§ **What you need to do**
Pull every line with "only" from the data below and copy it.

Collection entries
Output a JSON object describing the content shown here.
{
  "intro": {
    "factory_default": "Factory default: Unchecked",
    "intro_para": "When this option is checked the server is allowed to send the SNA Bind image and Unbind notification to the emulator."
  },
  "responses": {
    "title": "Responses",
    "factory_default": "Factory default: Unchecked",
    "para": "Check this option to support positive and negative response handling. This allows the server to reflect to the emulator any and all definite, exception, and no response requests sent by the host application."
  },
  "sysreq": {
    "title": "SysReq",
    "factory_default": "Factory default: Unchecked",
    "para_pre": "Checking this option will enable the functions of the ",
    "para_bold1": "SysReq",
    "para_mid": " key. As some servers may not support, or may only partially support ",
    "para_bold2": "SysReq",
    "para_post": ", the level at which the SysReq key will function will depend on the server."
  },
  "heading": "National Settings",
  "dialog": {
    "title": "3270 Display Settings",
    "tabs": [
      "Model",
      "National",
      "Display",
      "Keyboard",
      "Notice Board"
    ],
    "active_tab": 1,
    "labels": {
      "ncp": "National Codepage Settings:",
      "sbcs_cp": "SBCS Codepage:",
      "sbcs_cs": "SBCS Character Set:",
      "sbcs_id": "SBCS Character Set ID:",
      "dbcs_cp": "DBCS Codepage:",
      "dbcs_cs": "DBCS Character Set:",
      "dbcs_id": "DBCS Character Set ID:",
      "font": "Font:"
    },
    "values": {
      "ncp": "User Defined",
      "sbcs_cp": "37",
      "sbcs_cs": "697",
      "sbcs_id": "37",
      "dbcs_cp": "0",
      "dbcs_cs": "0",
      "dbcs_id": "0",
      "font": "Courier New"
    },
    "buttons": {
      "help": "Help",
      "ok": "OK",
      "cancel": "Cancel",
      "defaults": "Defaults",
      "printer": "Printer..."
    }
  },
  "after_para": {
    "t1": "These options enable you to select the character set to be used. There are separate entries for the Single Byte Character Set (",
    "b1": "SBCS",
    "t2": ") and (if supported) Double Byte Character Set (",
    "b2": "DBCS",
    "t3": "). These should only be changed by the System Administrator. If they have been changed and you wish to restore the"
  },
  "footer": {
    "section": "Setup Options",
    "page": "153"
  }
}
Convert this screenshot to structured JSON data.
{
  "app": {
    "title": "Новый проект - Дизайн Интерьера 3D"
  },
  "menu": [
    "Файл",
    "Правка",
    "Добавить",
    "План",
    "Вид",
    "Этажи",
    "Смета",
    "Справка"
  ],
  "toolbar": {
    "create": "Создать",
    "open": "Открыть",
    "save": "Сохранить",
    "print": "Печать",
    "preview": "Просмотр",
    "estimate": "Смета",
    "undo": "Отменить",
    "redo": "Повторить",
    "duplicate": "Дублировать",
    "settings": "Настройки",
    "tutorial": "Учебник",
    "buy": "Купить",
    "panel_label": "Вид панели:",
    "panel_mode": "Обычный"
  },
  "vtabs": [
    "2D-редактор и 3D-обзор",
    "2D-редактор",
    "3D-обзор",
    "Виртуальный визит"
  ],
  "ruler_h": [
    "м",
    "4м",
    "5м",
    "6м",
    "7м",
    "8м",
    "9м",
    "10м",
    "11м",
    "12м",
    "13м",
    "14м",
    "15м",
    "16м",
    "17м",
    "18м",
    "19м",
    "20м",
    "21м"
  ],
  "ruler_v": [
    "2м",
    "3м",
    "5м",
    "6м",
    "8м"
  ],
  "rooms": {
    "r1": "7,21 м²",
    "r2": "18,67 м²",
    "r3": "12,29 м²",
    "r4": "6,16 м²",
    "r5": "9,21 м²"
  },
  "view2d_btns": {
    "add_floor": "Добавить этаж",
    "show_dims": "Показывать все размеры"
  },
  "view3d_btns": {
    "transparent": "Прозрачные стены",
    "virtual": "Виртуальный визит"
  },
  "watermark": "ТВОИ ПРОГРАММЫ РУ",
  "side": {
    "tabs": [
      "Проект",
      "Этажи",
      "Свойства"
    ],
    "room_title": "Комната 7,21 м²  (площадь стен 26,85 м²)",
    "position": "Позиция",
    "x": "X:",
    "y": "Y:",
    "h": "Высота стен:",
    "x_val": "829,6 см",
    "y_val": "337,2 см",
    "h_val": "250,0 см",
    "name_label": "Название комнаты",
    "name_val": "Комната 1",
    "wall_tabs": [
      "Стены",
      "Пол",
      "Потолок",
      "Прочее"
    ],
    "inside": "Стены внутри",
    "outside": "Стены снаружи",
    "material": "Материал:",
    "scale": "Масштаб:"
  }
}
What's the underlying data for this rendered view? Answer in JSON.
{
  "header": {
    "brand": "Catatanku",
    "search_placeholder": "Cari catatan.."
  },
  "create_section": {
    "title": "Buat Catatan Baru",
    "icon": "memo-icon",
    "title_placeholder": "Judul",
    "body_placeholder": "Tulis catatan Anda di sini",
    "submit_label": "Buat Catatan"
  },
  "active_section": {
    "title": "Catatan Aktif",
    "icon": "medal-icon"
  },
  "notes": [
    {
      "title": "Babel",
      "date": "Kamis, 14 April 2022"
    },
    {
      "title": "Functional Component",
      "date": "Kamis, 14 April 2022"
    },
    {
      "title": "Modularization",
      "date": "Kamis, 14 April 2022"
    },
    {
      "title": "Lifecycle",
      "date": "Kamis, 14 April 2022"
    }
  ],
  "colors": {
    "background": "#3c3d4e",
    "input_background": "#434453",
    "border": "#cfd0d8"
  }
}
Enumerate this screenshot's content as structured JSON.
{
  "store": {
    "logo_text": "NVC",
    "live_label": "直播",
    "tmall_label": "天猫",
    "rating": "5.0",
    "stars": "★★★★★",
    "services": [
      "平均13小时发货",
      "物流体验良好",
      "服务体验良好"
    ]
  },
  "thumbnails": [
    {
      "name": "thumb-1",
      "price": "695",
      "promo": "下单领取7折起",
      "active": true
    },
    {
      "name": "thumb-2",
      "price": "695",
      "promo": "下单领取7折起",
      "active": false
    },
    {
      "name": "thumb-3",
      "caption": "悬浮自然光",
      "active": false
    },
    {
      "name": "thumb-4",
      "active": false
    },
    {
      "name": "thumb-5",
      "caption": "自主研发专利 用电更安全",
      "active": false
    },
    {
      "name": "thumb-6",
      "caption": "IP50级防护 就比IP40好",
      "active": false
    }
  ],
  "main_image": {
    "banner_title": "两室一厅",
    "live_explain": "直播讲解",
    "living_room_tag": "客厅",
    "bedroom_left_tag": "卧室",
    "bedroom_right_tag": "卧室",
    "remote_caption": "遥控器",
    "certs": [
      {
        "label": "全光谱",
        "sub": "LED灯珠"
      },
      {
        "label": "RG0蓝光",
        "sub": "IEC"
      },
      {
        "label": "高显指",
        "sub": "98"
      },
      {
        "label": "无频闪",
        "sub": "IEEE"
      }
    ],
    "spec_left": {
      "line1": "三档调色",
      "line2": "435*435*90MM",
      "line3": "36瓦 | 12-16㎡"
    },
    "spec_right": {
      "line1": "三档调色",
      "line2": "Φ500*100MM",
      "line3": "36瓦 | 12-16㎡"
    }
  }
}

§ **Solution for this task**
    "para_mid": " key. As some servers may not support, or may only partially support ",
    "t3": "). These should only be changed by the System Administrator. If they have been changed and you wish to restore the"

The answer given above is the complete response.